My previous post described in some detail the conditions of finite population annotation that apply to e-discovery. To summarize, what we care about (or at least should care about) is not maximizing classifier accuracy in itself, but minimizing the total cost of achieving a target level of recall. The predominant cost in the review stage […] → Read More: Total review cost of training selection methods

Total review cost of training selection methods

My previous post described in some detail the conditions of finite population annotation that apply to e-discovery. To summarize, what we care about (or at least should care about) is not maximizing classifier accuracy in itself, but minimizing the total cost of achieving a target level of recall. The predominant cost in the review stage […] → Read More: Total review cost of training selection methods

Total review cost of training selection methods

My previous post described in some detail the conditions of finite population annotation that apply to e-discovery. To summarize, what we care about (or at least should care about) is not maximizing classifier accuracy in itself, but minimizing the total cost of achieving a target level of recall. The predominant cost in the review stage […] → Read More: Total review cost of training selection methods

Total review cost of training selection methods

My previous post described in some detail the conditions of finite population annotation that apply to e-discovery. To summarize, what we care about (or at least should care about) is not maximizing classifier accuracy in itself, but minimizing the total cost of achieving a target level of recall. The predominant cost in the review stage […] → Read More: Total review cost of training selection methods

Finite population protocols and selection training methods

In a previous post, I compared three methods of selecting training examples for predictive coding—random, uncertainty and relevance. The methods were compared on their efficiency in improving the accuracy of a text classifier; that is, the number of training documents required to achieve a certain level of accuracy (or, conversely, the level of accuracy achieved […] → Read More: Finite population protocols and selection training methods

Finite population protocols and selection training methods

In a previous post, I compared three methods of selecting training examples for predictive coding—random, uncertainty and relevance.
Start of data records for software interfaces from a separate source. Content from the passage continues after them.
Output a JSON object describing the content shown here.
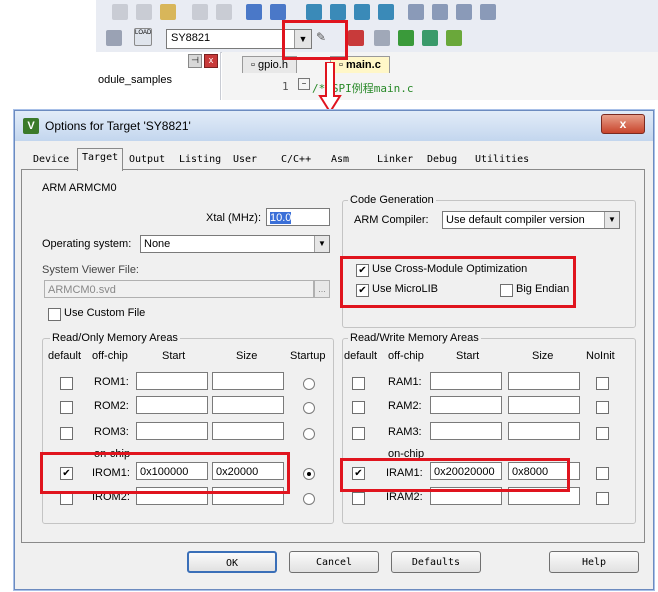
{
  "ide": {
    "target_name": "SY8821",
    "project_item": "odule_samples",
    "file_tabs": [
      "gpio.h",
      "main.c"
    ],
    "editor_line": "1",
    "editor_text": "/* SPI例程main.c"
  },
  "dialog": {
    "title": "Options for Target 'SY8821'",
    "close_label": "x",
    "tabs": [
      "Device",
      "Target",
      "Output",
      "Listing",
      "User",
      "C/C++",
      "Asm",
      "Linker",
      "Debug",
      "Utilities"
    ],
    "active_tab": "Target",
    "device_name": "ARM ARMCM0",
    "xtal_label": "Xtal (MHz):",
    "xtal_value": "10.0",
    "os_label": "Operating system:",
    "os_value": "None",
    "svd_label": "System Viewer File:",
    "svd_value": "ARMCM0.svd",
    "svd_browse": "...",
    "custom_file_label": "Use Custom File",
    "codegen": {
      "title": "Code Generation",
      "compiler_label": "ARM Compiler:",
      "compiler_value": "Use default compiler version",
      "cross_module_label": "Use Cross-Module Optimization",
      "microlib_label": "Use MicroLIB",
      "big_endian_label": "Big Endian"
    },
    "rom": {
      "title": "Read/Only Memory Areas",
      "headers": {
        "default": "default",
        "offchip": "off-chip",
        "start": "Start",
        "size": "Size",
        "startup": "Startup"
      },
      "onchip_label": "on-chip",
      "rows": [
        {
          "label": "ROM1:",
          "start": "",
          "size": ""
        },
        {
          "label": "ROM2:",
          "start": "",
          "size": ""
        },
        {
          "label": "ROM3:",
          "start": "",
          "size": ""
        },
        {
          "label": "IROM1:",
          "start": "0x100000",
          "size": "0x20000"
        },
        {
          "label": "IROM2:",
          "start": "",
          "size": ""
        }
      ]
    },
    "ram": {
      "title": "Read/Write Memory Areas",
      "headers": {
        "default": "default",
        "offchip": "off-chip",
        "start": "Start",
        "size": "Size",
        "noinit": "NoInit"
      },
      "onchip_label": "on-chip",
      "rows": [
        {
          "label": "RAM1:",
          "start": "",
          "size": ""
        },
        {
          "label": "RAM2:",
          "start": "",
          "size": ""
        },
        {
          "label": "RAM3:",
          "start": "",
          "size": ""
        },
        {
          "label": "IRAM1:",
          "start": "0x20020000",
          "size": "0x8000"
        },
        {
          "label": "IRAM2:",
          "start": "",
          "size": ""
        }
      ]
    },
    "buttons": {
      "ok": "OK",
      "cancel": "Cancel",
      "defaults": "Defaults",
      "help": "Help"
    }
  },
  "colors": {
    "highlight_red": "#e0141e",
    "titlebar": "#c3d6ee",
    "dialog_bg": "#f0f0f0"
  }
}
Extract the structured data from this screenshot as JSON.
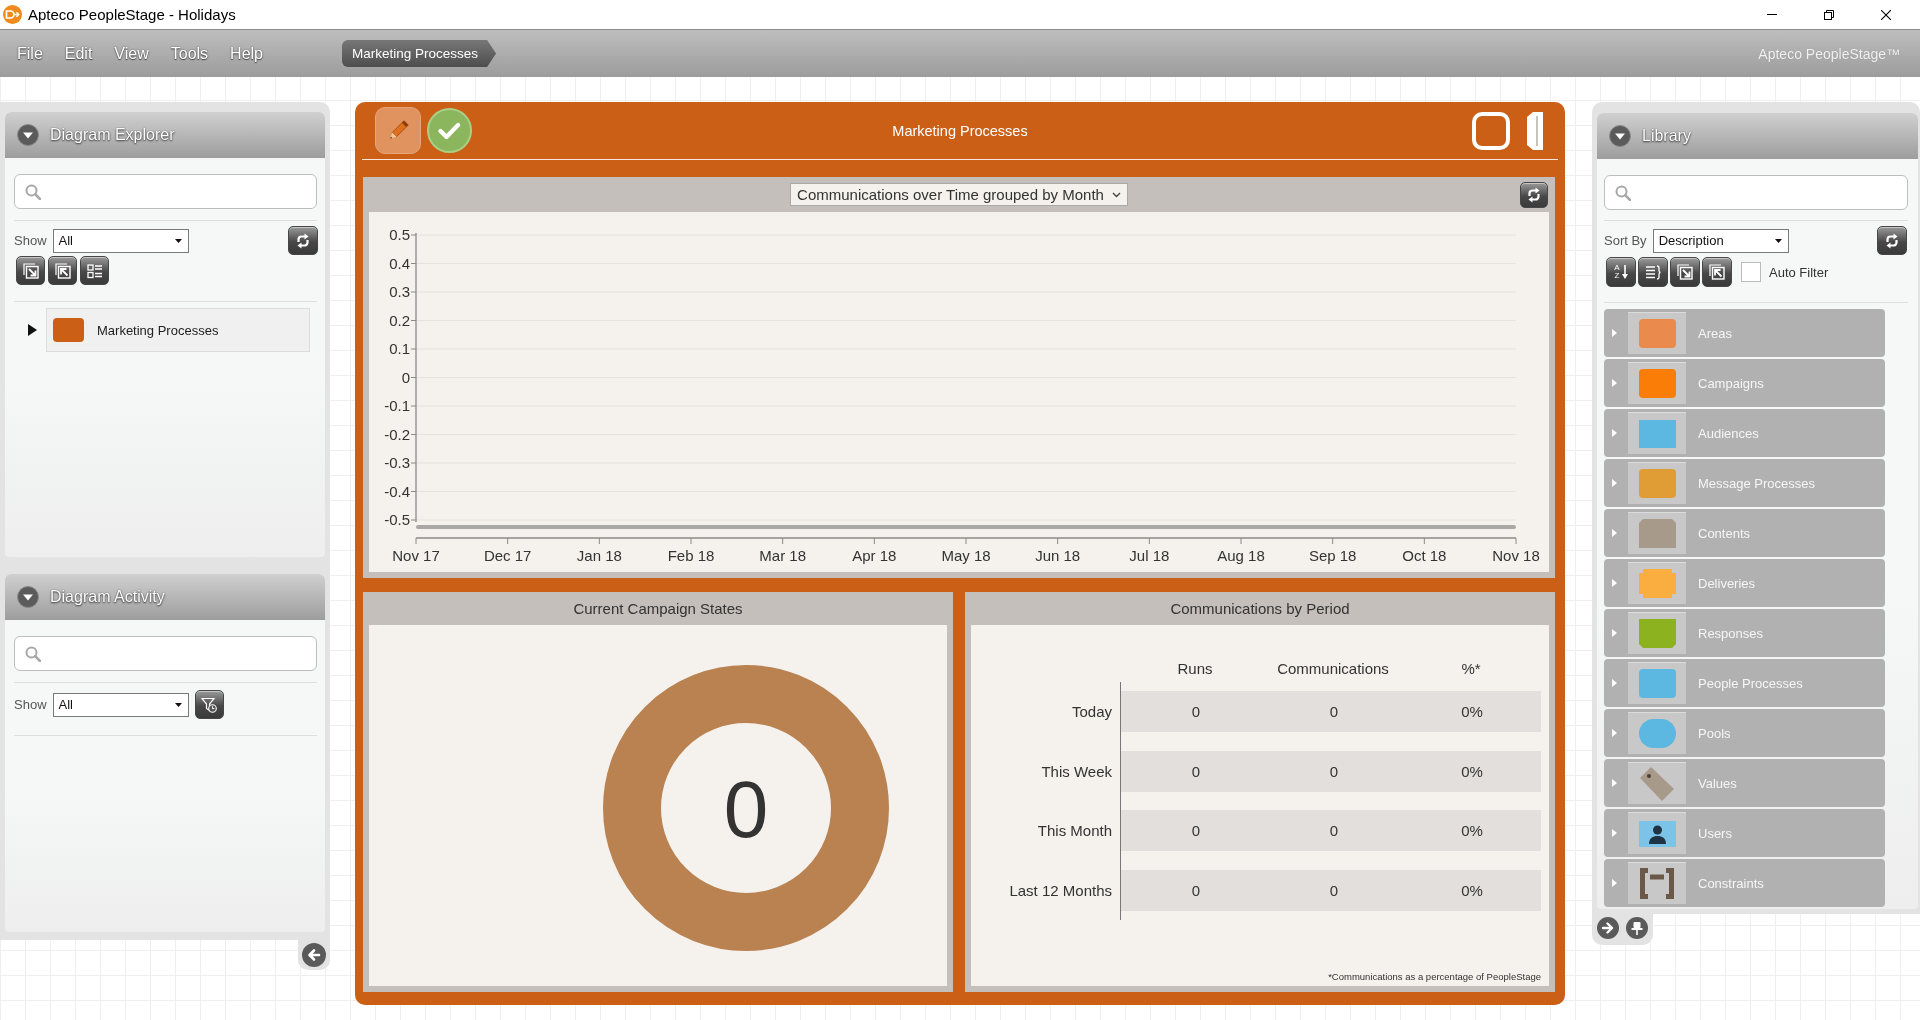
{
  "window": {
    "title": "Apteco PeopleStage - Holidays"
  },
  "menu": [
    {
      "label": "File"
    },
    {
      "label": "Edit"
    },
    {
      "label": "View"
    },
    {
      "label": "Tools"
    },
    {
      "label": "Help"
    }
  ],
  "breadcrumb": [
    {
      "label": "Marketing Processes"
    }
  ],
  "brand": "Apteco PeopleStage™",
  "diagram_explorer": {
    "title": "Diagram Explorer",
    "show_label": "Show",
    "show_value": "All",
    "tree": [
      {
        "label": "Marketing Processes",
        "color": "#cc5f16",
        "expanded": false
      }
    ]
  },
  "diagram_activity": {
    "title": "Diagram Activity",
    "show_label": "Show",
    "show_value": "All"
  },
  "diagram": {
    "title": "Marketing Processes",
    "chart": {
      "selector": "Communications over Time grouped by Month",
      "chart_data": {
        "type": "line",
        "categories": [
          "Nov 17",
          "Dec 17",
          "Jan 18",
          "Feb 18",
          "Mar 18",
          "Apr 18",
          "May 18",
          "Jun 18",
          "Jul 18",
          "Aug 18",
          "Sep 18",
          "Oct 18",
          "Nov 18"
        ],
        "ylim": [
          -0.5,
          0.5
        ],
        "yticks": [
          0.5,
          0.4,
          0.3,
          0.2,
          0.1,
          0,
          -0.1,
          -0.2,
          -0.3,
          -0.4,
          -0.5
        ],
        "grid": true
      }
    },
    "campaign_states": {
      "title": "Current Campaign States",
      "total": "0"
    },
    "period_table": {
      "title": "Communications by Period",
      "columns": [
        "Runs",
        "Communications",
        "%*"
      ],
      "rows": [
        {
          "period": "Today",
          "values": [
            "0",
            "0",
            "0%"
          ]
        },
        {
          "period": "This Week",
          "values": [
            "0",
            "0",
            "0%"
          ]
        },
        {
          "period": "This Month",
          "values": [
            "0",
            "0",
            "0%"
          ]
        },
        {
          "period": "Last 12 Months",
          "values": [
            "0",
            "0",
            "0%"
          ]
        }
      ],
      "footnote": "*Communications as a percentage of PeopleStage"
    }
  },
  "library": {
    "title": "Library",
    "sort_label": "Sort By",
    "sort_value": "Description",
    "sort_letters": [
      "A",
      "Z"
    ],
    "auto_filter": {
      "label": "Auto Filter",
      "checked": false
    },
    "items": [
      {
        "label": "Areas",
        "kind": "rounded",
        "color": "#ea8a4c",
        "expanded": false
      },
      {
        "label": "Campaigns",
        "kind": "rounded",
        "color": "#f97d06",
        "expanded": false
      },
      {
        "label": "Audiences",
        "kind": "square",
        "color": "#5cb8e0",
        "expanded": false
      },
      {
        "label": "Message Processes",
        "kind": "rounded",
        "color": "#e09d35",
        "expanded": false
      },
      {
        "label": "Contents",
        "kind": "clipped-top",
        "color": "#a89a8a",
        "expanded": false
      },
      {
        "label": "Deliveries",
        "kind": "notched",
        "color": "#f9ae3f",
        "expanded": false
      },
      {
        "label": "Responses",
        "kind": "clipped-bottom",
        "color": "#8db21f",
        "expanded": false
      },
      {
        "label": "People Processes",
        "kind": "rounded",
        "color": "#5cb8e0",
        "expanded": false
      },
      {
        "label": "Pools",
        "kind": "pill",
        "color": "#5cb8e0",
        "expanded": false
      },
      {
        "label": "Values",
        "kind": "tag",
        "color": "#a89a8a",
        "expanded": false
      },
      {
        "label": "Users",
        "kind": "person",
        "color": "#7cc3e8",
        "expanded": false
      },
      {
        "label": "Constraints",
        "kind": "bracket",
        "color": "#6a5848",
        "expanded": false
      }
    ]
  }
}
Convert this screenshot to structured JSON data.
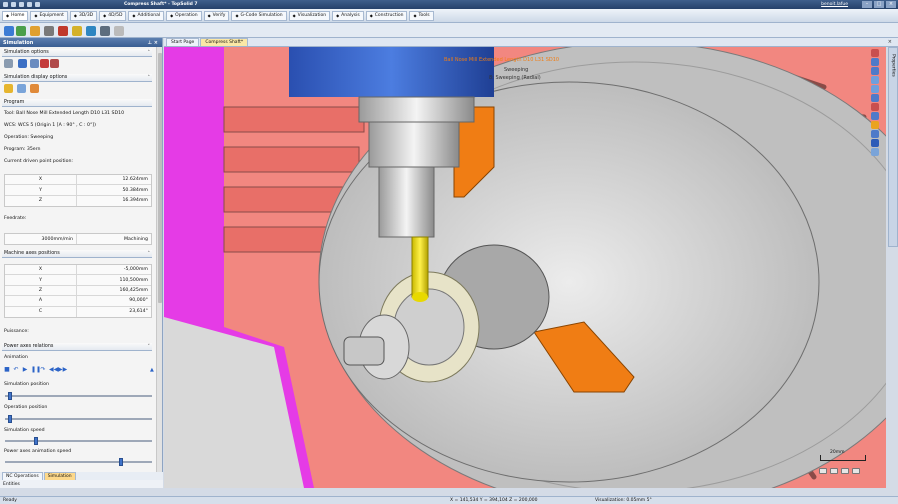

The methods were compared on their efficiency in improving the accuracy of a text classifier; that is, the number of training documents required to achieve a certain level of accuracy (or, conversely, the level of accuracy achieved […] → Read More: Finite population protocols and selection training methods

Finite population protocols and selection training methods

In a previous post, I compared three methods of selecting training examples for predictive coding—random, uncertainty and relevance. The methods were compared on their efficiency in improving the accuracy of a text classifier; that is, the number of training documents required to achieve a certain level of accuracy (or, conversely, the level of accuracy achieved […] → Read More: Finite population protocols and selection training methods

Finite population protocols and selection training methods

In a previous post, I compared three methods of selecting training examples for predictive coding—random, uncertainty and relevance. The methods were compared on their efficiency in improving the accuracy of a text classifier; that is, the number of training documents required to achieve a certain level of accuracy (or, conversely, the level of accuracy achieved […] → Read More: Finite population protocols and selection training methods